To do —
Look through the data below and count each line where the word "likes" appears. Reply with the count alone.

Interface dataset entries
◆ ◆ ◆ ◆
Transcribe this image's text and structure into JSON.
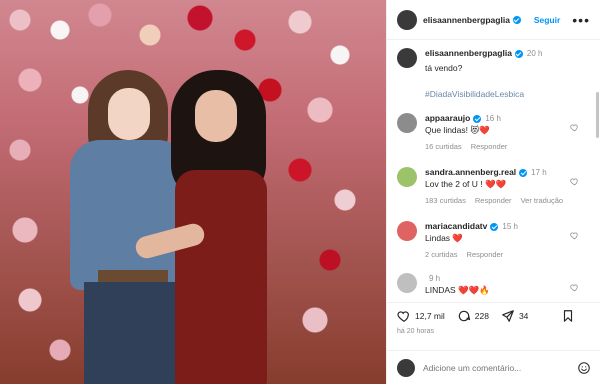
{
  "post": {
    "author": "elisaannenbergpaglia",
    "follow_label": "Seguir",
    "more_label": "•••",
    "caption_time": "20 h",
    "caption_text": "tá vendo?",
    "hashtag": "#DiadaVisibilidadeLesbica",
    "likes": "12,7 mil",
    "comments_count": "228",
    "shares": "34",
    "posted_ago": "há 20 horas",
    "add_comment_placeholder": "Adicione um comentário..."
  },
  "comments": [
    {
      "user": "appaaraujo",
      "verified": true,
      "time": "16 h",
      "text": "Que lindas! 😻❤️",
      "likes": "16 curtidas",
      "reply": "Responder",
      "translate": ""
    },
    {
      "user": "sandra.annenberg.real",
      "verified": true,
      "time": "17 h",
      "text": "Lov the 2 of U ! ❤️❤️",
      "likes": "183 curtidas",
      "reply": "Responder",
      "translate": "Ver tradução"
    },
    {
      "user": "mariacandidatv",
      "verified": true,
      "time": "15 h",
      "text": "Lindas ❤️",
      "likes": "2 curtidas",
      "reply": "Responder",
      "translate": ""
    },
    {
      "user": "",
      "verified": false,
      "time": "9 h",
      "text": "LINDAS ❤️❤️🔥",
      "likes": "",
      "reply": "",
      "translate": ""
    }
  ],
  "icons": {
    "like": "heart-icon",
    "comment": "comment-icon",
    "share": "share-icon",
    "save": "bookmark-icon",
    "emoji": "smiley-icon"
  }
}
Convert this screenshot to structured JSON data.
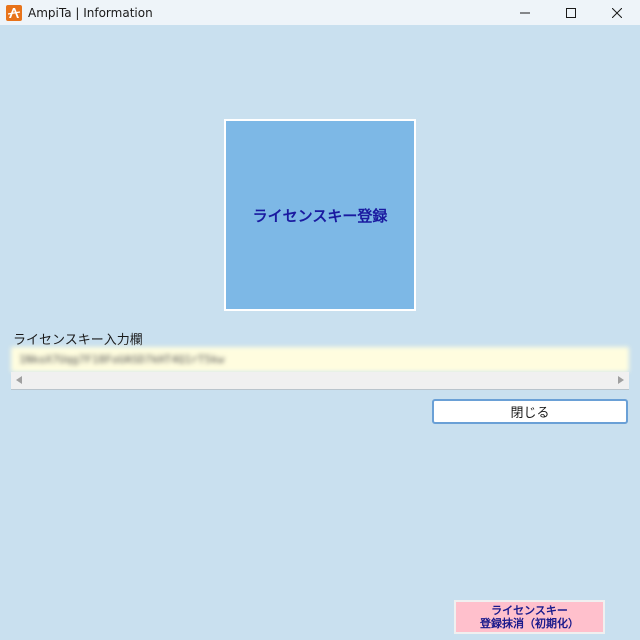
{
  "window": {
    "title": "AmpiTa | Information"
  },
  "register_button": {
    "label": "ライセンスキー登録"
  },
  "license_key": {
    "label": "ライセンスキー入力欄",
    "value": "1NkoX7Uqg7F18FoUASD7kHT4Q1rT5kw"
  },
  "close_button": {
    "label": "閉じる"
  },
  "reset_button": {
    "line1": "ライセンスキー",
    "line2": "登録抹消（初期化）"
  }
}
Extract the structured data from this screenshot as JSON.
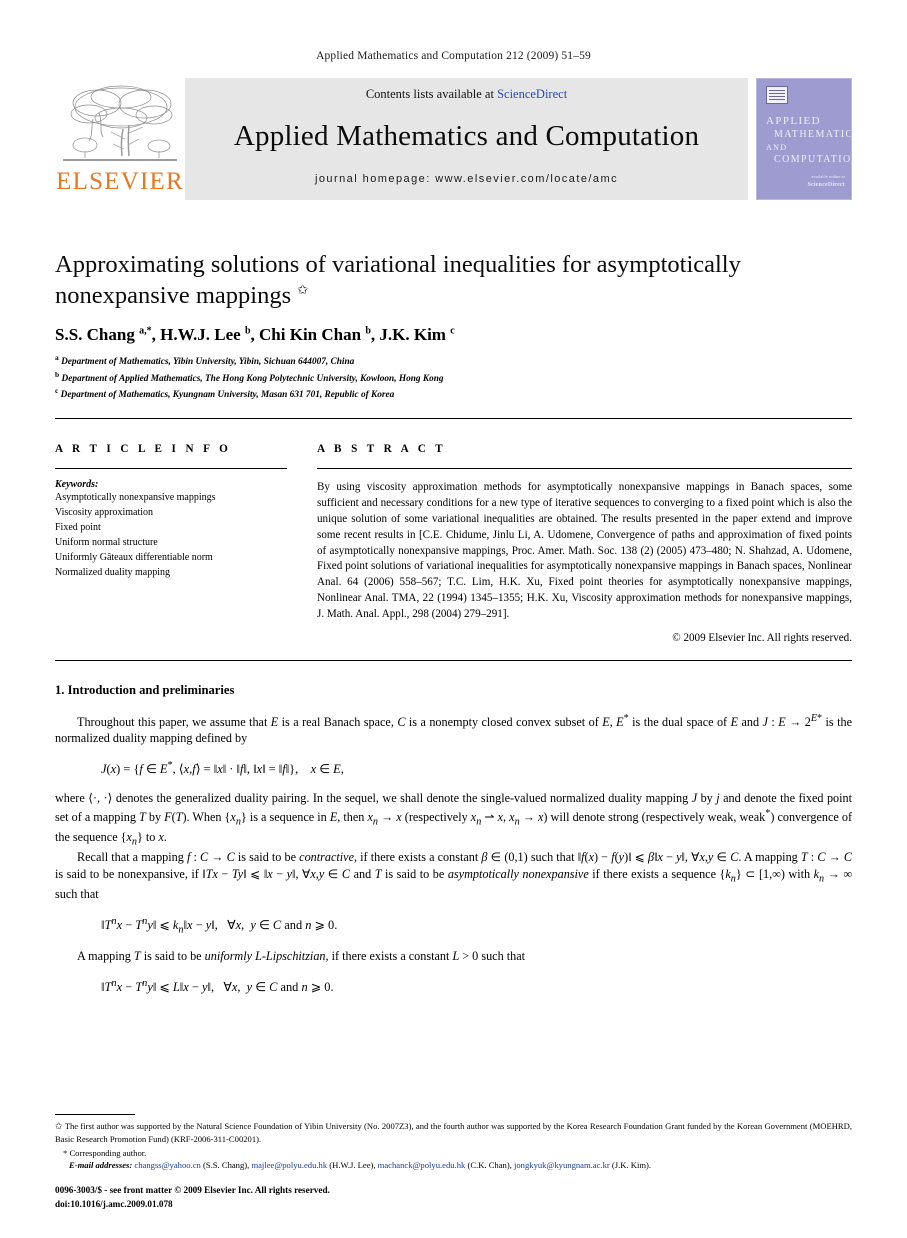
{
  "running_head": "Applied Mathematics and Computation 212 (2009) 51–59",
  "masthead": {
    "contents_prefix": "Contents lists available at ",
    "contents_link": "ScienceDirect",
    "journal_title": "Applied Mathematics and Computation",
    "homepage": "journal homepage: www.elsevier.com/locate/amc",
    "publisher_logo_text": "ELSEVIER",
    "cover": {
      "line1": "APPLIED",
      "line2": "MATHEMATICS",
      "line3": "AND",
      "line4": "COMPUTATION",
      "footer_small": "available online at",
      "footer_brand": "ScienceDirect"
    },
    "link_color": "#2b49a8",
    "band_color": "#e6e6e6",
    "cover_color": "#9d9bd0",
    "elsevier_orange": "#E87722"
  },
  "article": {
    "title": "Approximating solutions of variational inequalities for asymptotically nonexpansive mappings",
    "title_marker": "✩",
    "authors_html": "S.S. Chang <sup>a,</sup><sup>*</sup>, H.W.J. Lee <sup>b</sup>, Chi Kin Chan <sup>b</sup>, J.K. Kim <sup>c</sup>",
    "affiliations": [
      {
        "marker": "a",
        "text": "Department of Mathematics, Yibin University, Yibin, Sichuan 644007, China"
      },
      {
        "marker": "b",
        "text": "Department of Applied Mathematics, The Hong Kong Polytechnic University, Kowloon, Hong Kong"
      },
      {
        "marker": "c",
        "text": "Department of Mathematics, Kyungnam University, Masan 631 701, Republic of Korea"
      }
    ]
  },
  "info": {
    "heading": "A R T I C L E   I N F O",
    "keywords_label": "Keywords:",
    "keywords": [
      "Asymptotically nonexpansive mappings",
      "Viscosity approximation",
      "Fixed point",
      "Uniform normal structure",
      "Uniformly Gâteaux differentiable norm",
      "Normalized duality mapping"
    ]
  },
  "abstract": {
    "heading": "A B S T R A C T",
    "body": "By using viscosity approximation methods for asymptotically nonexpansive mappings in Banach spaces, some sufficient and necessary conditions for a new type of iterative sequences to converging to a fixed point which is also the unique solution of some variational inequalities are obtained. The results presented in the paper extend and improve some recent results in [C.E. Chidume, Jinlu Li, A. Udomene, Convergence of paths and approximation of fixed points of asymptotically nonexpansive mappings, Proc. Amer. Math. Soc. 138 (2) (2005) 473–480; N. Shahzad, A. Udomene, Fixed point solutions of variational inequalities for asymptotically nonexpansive mappings in Banach spaces, Nonlinear Anal. 64 (2006) 558–567; T.C. Lim, H.K. Xu, Fixed point theories for asymptotically nonexpansive mappings, Nonlinear Anal. TMA, 22 (1994) 1345–1355; H.K. Xu, Viscosity approximation methods for nonexpansive mappings, J. Math. Anal. Appl., 298 (2004) 279–291].",
    "copyright": "© 2009 Elsevier Inc. All rights reserved."
  },
  "section1": {
    "heading": "1. Introduction and preliminaries",
    "para1_html": "Throughout this paper, we assume that <i>E</i> is a real Banach space, <i>C</i> is a nonempty closed convex subset of <i>E</i>, <i>E</i><sup>*</sup> is the dual space of <i>E</i> and <i>J</i> : <i>E</i> → 2<sup><i>E</i>*</sup> is the normalized duality mapping defined by",
    "equation1_html": "<i>J</i>(<i>x</i>) = {<i>f</i> ∈ <i>E</i><sup>*</sup>, ⟨<i>x</i>,<i>f</i>⟩ = ‖<i>x</i>‖ · ‖<i>f</i>‖, ‖<i>x</i>‖ = ‖<i>f</i>‖},&nbsp;&nbsp;&nbsp; <i>x</i> ∈ <i>E</i>,",
    "para2_html": "where ⟨·, ·⟩ denotes the generalized duality pairing. In the sequel, we shall denote the single-valued normalized duality mapping <i>J</i> by <i>j</i> and denote the fixed point set of a mapping <i>T</i> by <i>F</i>(<i>T</i>). When {<i>x<sub>n</sub></i>} is a sequence in <i>E</i>, then <i>x<sub>n</sub></i> → <i>x</i> (respectively <i>x<sub>n</sub></i> ⇀ <i>x</i>, <i>x<sub>n</sub></i> → <i>x</i>) will denote strong (respectively weak, weak<sup>*</sup>) convergence of the sequence {<i>x<sub>n</sub></i>} to <i>x</i>.",
    "para3_html": "Recall that a mapping <i>f</i> : <i>C</i> → <i>C</i> is said to be <i>contractive</i>, if there exists a constant <i>β</i> ∈ (0,1) such that ‖<i>f</i>(<i>x</i>) − <i>f</i>(<i>y</i>)‖ ⩽ <i>β</i>‖<i>x</i> − <i>y</i>‖, ∀<i>x</i>,<i>y</i> ∈ <i>C</i>. A mapping <i>T</i> : <i>C</i> → <i>C</i> is said to be nonexpansive, if ‖<i>Tx</i> − <i>Ty</i>‖ ⩽ ‖<i>x</i> − <i>y</i>‖, ∀<i>x</i>,<i>y</i> ∈ <i>C</i> and <i>T</i> is said to be <i>asymptotically nonexpansive</i> if there exists a sequence {<i>k<sub>n</sub></i>} ⊂ [1,∞) with <i>k<sub>n</sub></i> → ∞ such that",
    "equation2_html": "‖<i>T<sup>n</sup>x</i> − <i>T<sup>n</sup>y</i>‖ ⩽ <i>k<sub>n</sub></i>‖<i>x</i> − <i>y</i>‖,&nbsp;&nbsp; ∀<i>x</i>, &nbsp;<i>y</i> ∈ <i>C</i> and <i>n</i> ⩾ 0.",
    "para4_html": "A mapping <i>T</i> is said to be <i>uniformly L-Lipschitzian</i>, if there exists a constant <i>L</i> &gt; 0 such that",
    "equation3_html": "‖<i>T<sup>n</sup>x</i> − <i>T<sup>n</sup>y</i>‖ ⩽ <i>L</i>‖<i>x</i> − <i>y</i>‖,&nbsp;&nbsp; ∀<i>x</i>, &nbsp;<i>y</i> ∈ <i>C</i> and <i>n</i> ⩾ 0."
  },
  "footnotes": {
    "funding_marker": "✩",
    "funding": "The first author was supported by the Natural Science Foundation of Yibin University (No. 2007Z3), and the fourth author was supported by the Korea Research Foundation Grant funded by the Korean Government (MOEHRD, Basic Research Promotion Fund) (KRF-2006-311-C00201).",
    "corresponding_marker": "*",
    "corresponding": "Corresponding author.",
    "email_label": "E-mail addresses:",
    "emails": [
      {
        "address": "changss@yahoo.cn",
        "person": "(S.S. Chang)"
      },
      {
        "address": "majlee@polyu.edu.hk",
        "person": "(H.W.J. Lee)"
      },
      {
        "address": "machanck@polyu.edu.hk",
        "person": "(C.K. Chan)"
      },
      {
        "address": "jongkyuk@kyungnam.ac.kr",
        "person": "(J.K. Kim)"
      }
    ],
    "issn_line": "0096-3003/$ - see front matter © 2009 Elsevier Inc. All rights reserved.",
    "doi_line": "doi:10.1016/j.amc.2009.01.078"
  }
}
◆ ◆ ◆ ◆
Answer to this task —
5